# What you need to do:
All that is needed is each line of the entries holding the word "users", copied as it stands.

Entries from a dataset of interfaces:
══════
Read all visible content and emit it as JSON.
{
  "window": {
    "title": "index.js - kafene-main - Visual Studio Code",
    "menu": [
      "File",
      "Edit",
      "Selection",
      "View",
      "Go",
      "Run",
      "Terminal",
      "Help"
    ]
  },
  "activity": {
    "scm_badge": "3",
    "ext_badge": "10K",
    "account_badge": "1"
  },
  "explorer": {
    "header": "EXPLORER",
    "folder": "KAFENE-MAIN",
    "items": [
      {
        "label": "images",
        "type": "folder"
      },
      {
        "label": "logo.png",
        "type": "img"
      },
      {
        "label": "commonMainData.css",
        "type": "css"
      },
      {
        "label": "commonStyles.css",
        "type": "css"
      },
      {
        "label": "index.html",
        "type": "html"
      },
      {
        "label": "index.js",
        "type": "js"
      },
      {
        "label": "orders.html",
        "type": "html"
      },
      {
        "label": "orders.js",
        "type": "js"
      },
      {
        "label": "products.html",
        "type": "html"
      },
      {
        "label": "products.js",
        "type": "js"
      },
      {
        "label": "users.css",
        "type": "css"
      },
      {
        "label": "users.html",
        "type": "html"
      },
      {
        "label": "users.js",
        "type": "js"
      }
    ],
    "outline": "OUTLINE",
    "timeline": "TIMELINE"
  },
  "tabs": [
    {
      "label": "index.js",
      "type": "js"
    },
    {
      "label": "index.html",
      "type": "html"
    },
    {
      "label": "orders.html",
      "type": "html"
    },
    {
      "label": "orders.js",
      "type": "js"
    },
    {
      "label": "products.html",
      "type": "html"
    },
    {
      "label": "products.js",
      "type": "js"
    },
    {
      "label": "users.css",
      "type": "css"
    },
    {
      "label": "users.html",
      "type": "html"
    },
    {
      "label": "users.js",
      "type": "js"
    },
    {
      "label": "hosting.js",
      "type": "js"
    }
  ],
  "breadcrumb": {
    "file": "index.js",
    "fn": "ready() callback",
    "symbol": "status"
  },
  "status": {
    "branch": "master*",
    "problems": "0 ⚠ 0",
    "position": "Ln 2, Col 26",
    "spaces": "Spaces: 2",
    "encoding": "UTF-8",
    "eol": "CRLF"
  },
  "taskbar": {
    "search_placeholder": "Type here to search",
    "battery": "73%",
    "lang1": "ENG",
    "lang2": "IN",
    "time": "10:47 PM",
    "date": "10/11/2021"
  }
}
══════
# Response:
        "label": "users.css",
        "label": "users.html",
        "label": "users.js",
      "label": "users.css",
      "label": "users.html",
      "label": "users.js",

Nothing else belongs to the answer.